- Decreased risk of gastrointestinal bleeding
- Decreased exposure to blood products, and the attendent risks thereof
- Decreased gastric acidity, thus increased risk of non-sterile aspiration
- Increased risk of gastrointestinal bacterial overgrowth and translocation
- Increased risk of Clostridium difficile infections
- Economic disadvantage (cost)
Evidence for the routine use of ulcer prophylaxis
- A recent meta-analysis suggests that the quality and quantity of the evidence is still poor, but on the weight of the available evidence there is neither a mortality improvement nor any increase in the risk of nosocomial pneumonia.
- There appears to be no benefit for stress ulcer prophylaxis in patients who are tolerating enteral feeding, and in these patients stress ulcer prophylaxis is not needed.
- There is insufficent evidence to recommend the mandatory use of stress ulcer prophylaxis in any specific patient group (again,
- Obviously, correcting coagulopathy (and not triggering any new coagulopathy, nor disabling the platelets with NSAIDs) is a good way to prevent catsatropic bleeding in the ICU.
Evidence to support one drug class over another
- At the time of this paper having been written, there was insufficient evidence to recommend any specific medication (e.e H2As vs PPIs); however the Danes recommended PPIs, because they are more effective at keeping the gastric pH at over 4.0.
- There is now lots of evidence, and it is still unclear whether PPIs or H2As are more effective. Pro-PPI studies include a big 2016 meta-analysis by Alshamsi et al, which revealed them to be more effective at preventing clinically significant episodes of bleeding.

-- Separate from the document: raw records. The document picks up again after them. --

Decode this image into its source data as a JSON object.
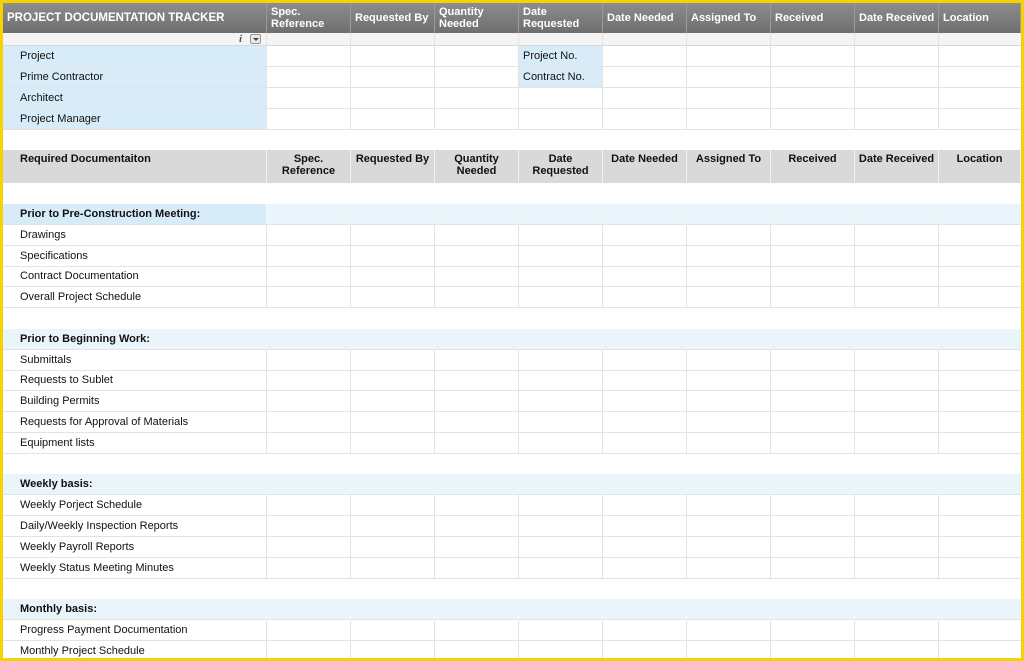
{
  "title": "PROJECT DOCUMENTATION TRACKER",
  "top_headers": [
    "Spec. Reference",
    "Requested By",
    "Quantity Needed",
    "Date Requested",
    "Date Needed",
    "Assigned To",
    "Received",
    "Date Received",
    "Location"
  ],
  "info": {
    "left": [
      "Project",
      "Prime Contractor",
      "Architect",
      "Project Manager"
    ],
    "right": [
      "Project No.",
      "Contract No."
    ]
  },
  "section_header": {
    "first": "Required Documentaiton",
    "columns": [
      "Spec. Reference",
      "Requested By",
      "Quantity Needed",
      "Date Requested",
      "Date Needed",
      "Assigned To",
      "Received",
      "Date Received",
      "Location"
    ]
  },
  "categories": [
    {
      "title": "Prior to Pre-Construction Meeting:",
      "items": [
        "Drawings",
        "Specifications",
        "Contract Documentation",
        "Overall Project Schedule"
      ]
    },
    {
      "title": "Prior to Beginning Work:",
      "items": [
        "Submittals",
        "Requests to Sublet",
        "Building Permits",
        "Requests for Approval of Materials",
        "Equipment lists"
      ]
    },
    {
      "title": "Weekly basis:",
      "items": [
        "Weekly Porject Schedule",
        "Daily/Weekly Inspection Reports",
        "Weekly Payroll Reports",
        "Weekly Status Meeting Minutes"
      ]
    },
    {
      "title": "Monthly basis:",
      "items": [
        "Progress Payment Documentation",
        "Monthly Project Schedule"
      ]
    }
  ],
  "colors": {
    "frame": "#f5d200",
    "header_dark": "#7a7a7a",
    "label_blue": "#d7ebf8",
    "category_blue": "#e9f5fb"
  },
  "icons": [
    "info-icon",
    "filter-dropdown-icon"
  ]
}
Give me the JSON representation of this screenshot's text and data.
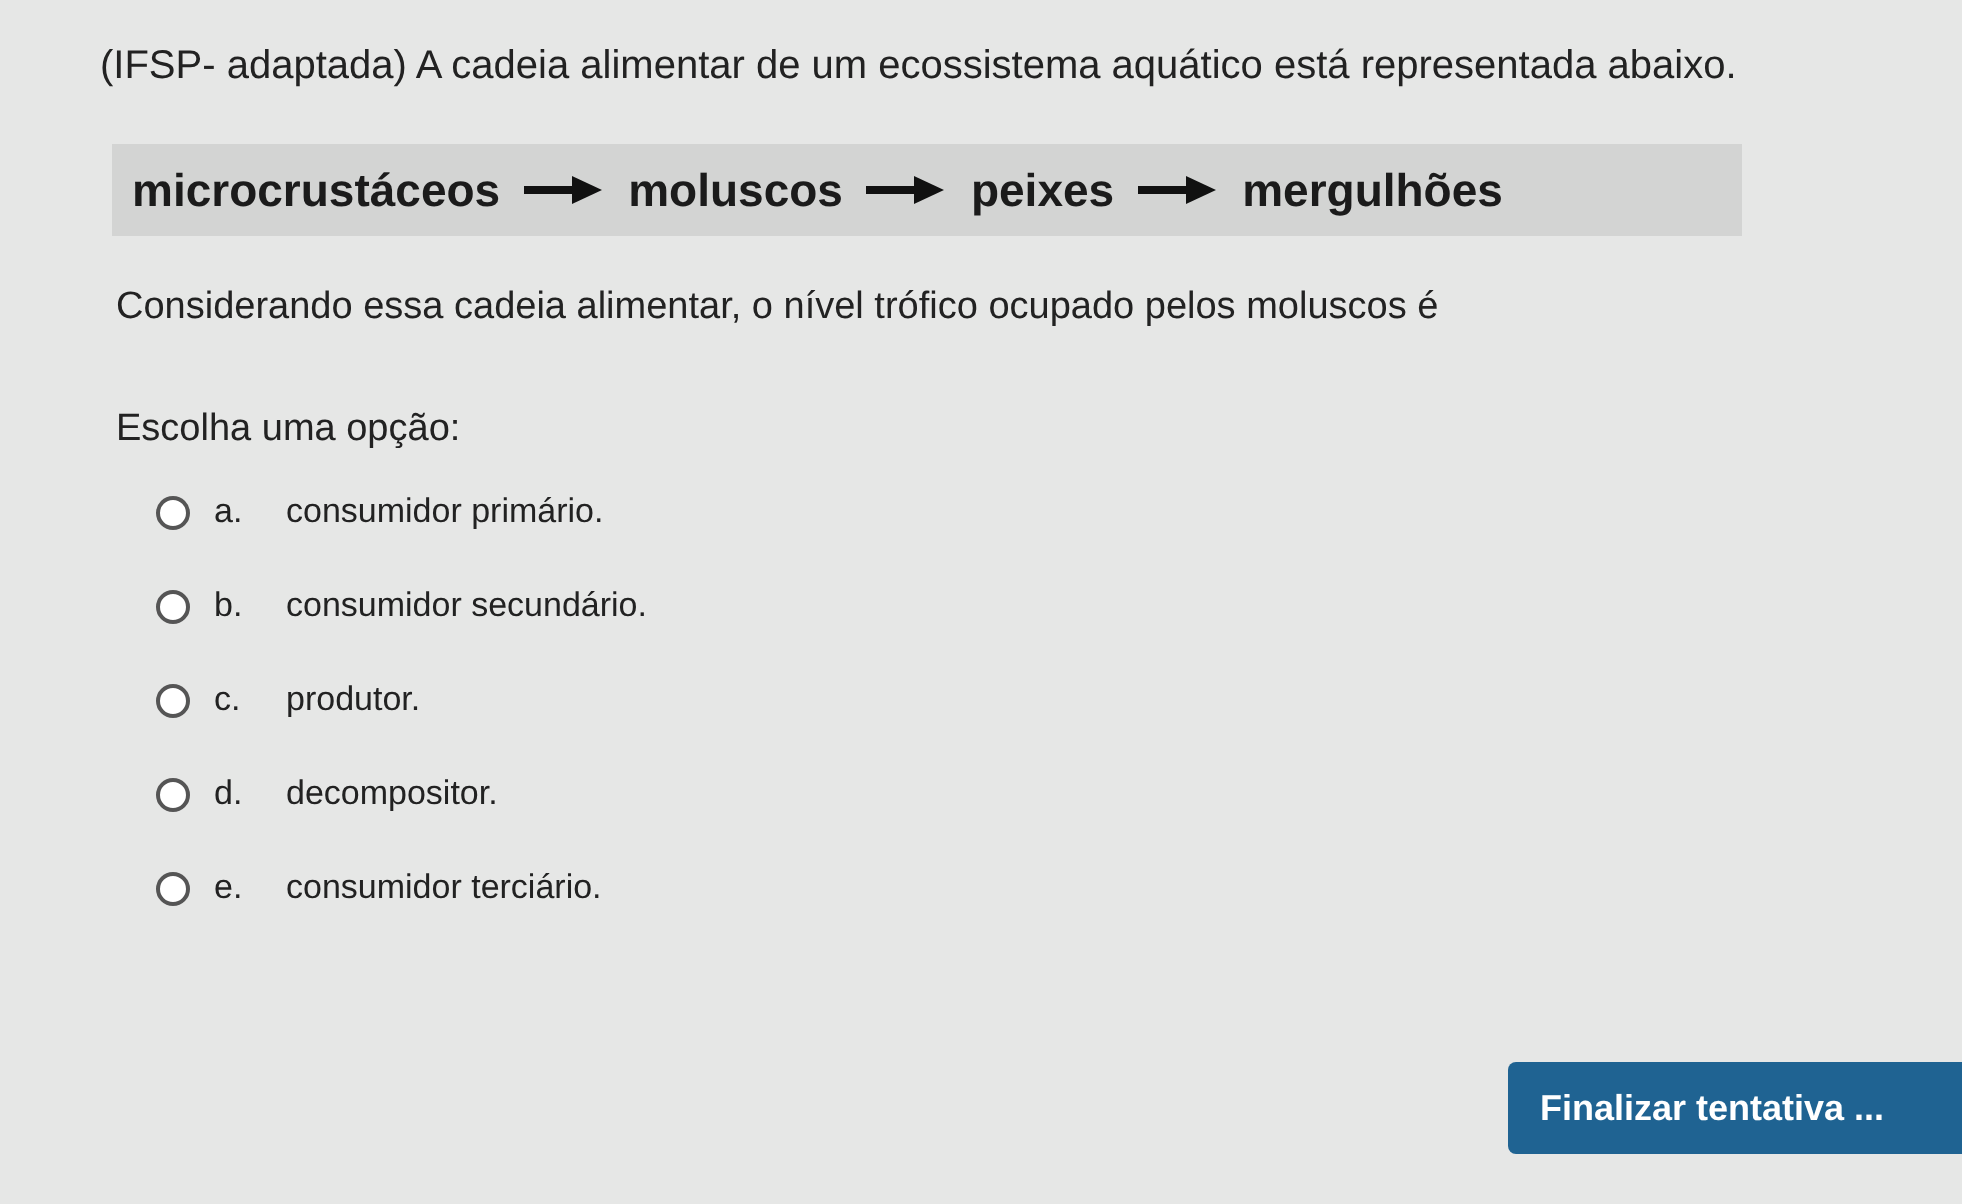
{
  "question": {
    "source": "(IFSP- adaptada) A cadeia alimentar de um ecossistema aquático está representada abaixo.",
    "chain": [
      "microcrustáceos",
      "moluscos",
      "peixes",
      "mergulhões"
    ],
    "prompt": "Considerando essa cadeia alimentar, o nível trófico ocupado pelos moluscos é"
  },
  "choose_label": "Escolha uma opção:",
  "options": [
    {
      "letter": "a.",
      "text": "consumidor primário.",
      "selected": false
    },
    {
      "letter": "b.",
      "text": "consumidor secundário.",
      "selected": false
    },
    {
      "letter": "c.",
      "text": "produtor.",
      "selected": false
    },
    {
      "letter": "d.",
      "text": "decompositor.",
      "selected": false
    },
    {
      "letter": "e.",
      "text": "consumidor terciário.",
      "selected": false
    }
  ],
  "finish_button": "Finalizar tentativa ..."
}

However, it must be pointed out that many of the studies which met inclusion criteria didn't even specify what they meant by "bleeding". When other meta-analysis authors selected studies limited to ones with a low risk of bias, the results they arrived at were not significant (Barletta et al, 2016).
PPIs are indicated in at-risk patient in ICU who are intolerant of eneteral feeding, and who are otherwise at risk of gastrointestinal bleeding. Further research is required to discriminated between different classes of drugs in terms of efficacy, and to identify the at-risk population.

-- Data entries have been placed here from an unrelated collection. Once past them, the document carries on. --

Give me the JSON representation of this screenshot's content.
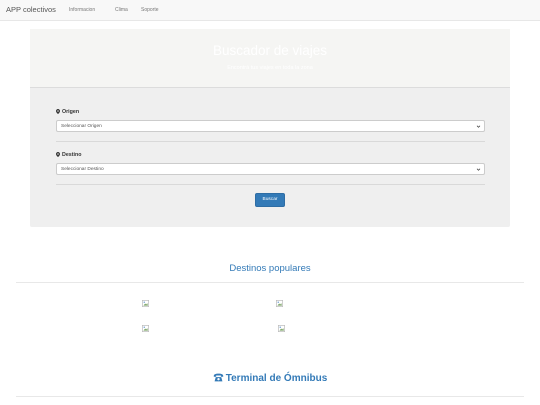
{
  "navbar": {
    "brand": "APP colectivos",
    "links": [
      "Informacion",
      "Clima",
      "Soporte"
    ]
  },
  "hero": {
    "title": "Buscador de viajes",
    "subtitle": "Encontrá tus viajes en toda la zona"
  },
  "form": {
    "origin_label": "Origen",
    "origin_value": "Seleccionar Origen",
    "destination_label": "Destino",
    "destination_value": "Seleccionar Destino",
    "search_button": "Buscar"
  },
  "popular": {
    "title": "Destinos populares"
  },
  "terminal": {
    "title": "Terminal de Ómnibus"
  },
  "colors": {
    "accent": "#337ab7",
    "navbar_bg": "#f8f8f8",
    "panel_bg": "#efefef"
  }
}
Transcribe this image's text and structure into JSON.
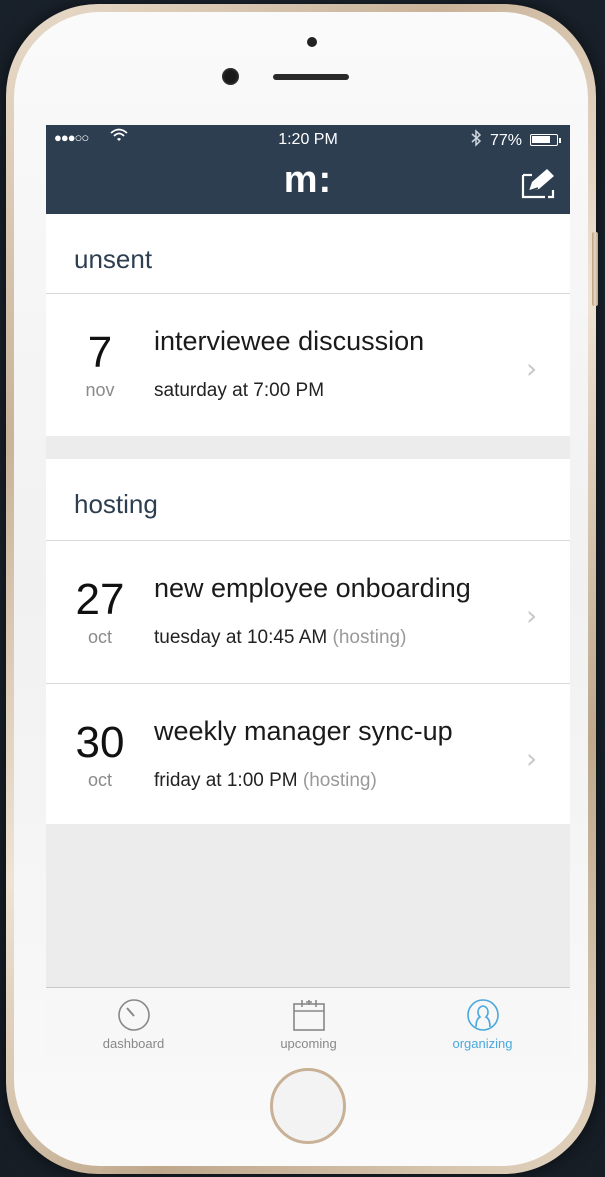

Steinberg, Kenneth P. "Stress-related mucosal disease in the critically ill patient: risk factors and strategies to prevent stress-related bleeding in the intensive care unit." Critical care medicine 30.6 (2002): S362-S364.
Marik, Paul E., et al. "Stress ulcer prophylaxis in the new millennium: a systematic review and meta-analysis." Crit Care Med 38.11 (2010): 2222-2228.
Krag, Mette, et al. "Stress ulcer prophylaxis versus placebo or no prophylaxis in critically ill patients." Intensive care medicine 40.1 (2014): 11-22.
Madsen, Kristian Rørbæk, et al. "Guideline for Stress Ulcer Prophylaxis in the Intensive Care Unit." Danish medical journal 61.3 (2014): 1-4.
Alshamsi, Fayez, et al. "Efficacy and safety of proton pump inhibitors for stress ulcer prophylaxis in critically ill patients: a systematic review and meta-analysis of randomized trials." Critical Care 20.1 (2016): 120.
Barletta, Jeffrey F., et al. "Stress ulcer prophylaxis." Critical care medicine44.7 (2016): 1395-1405.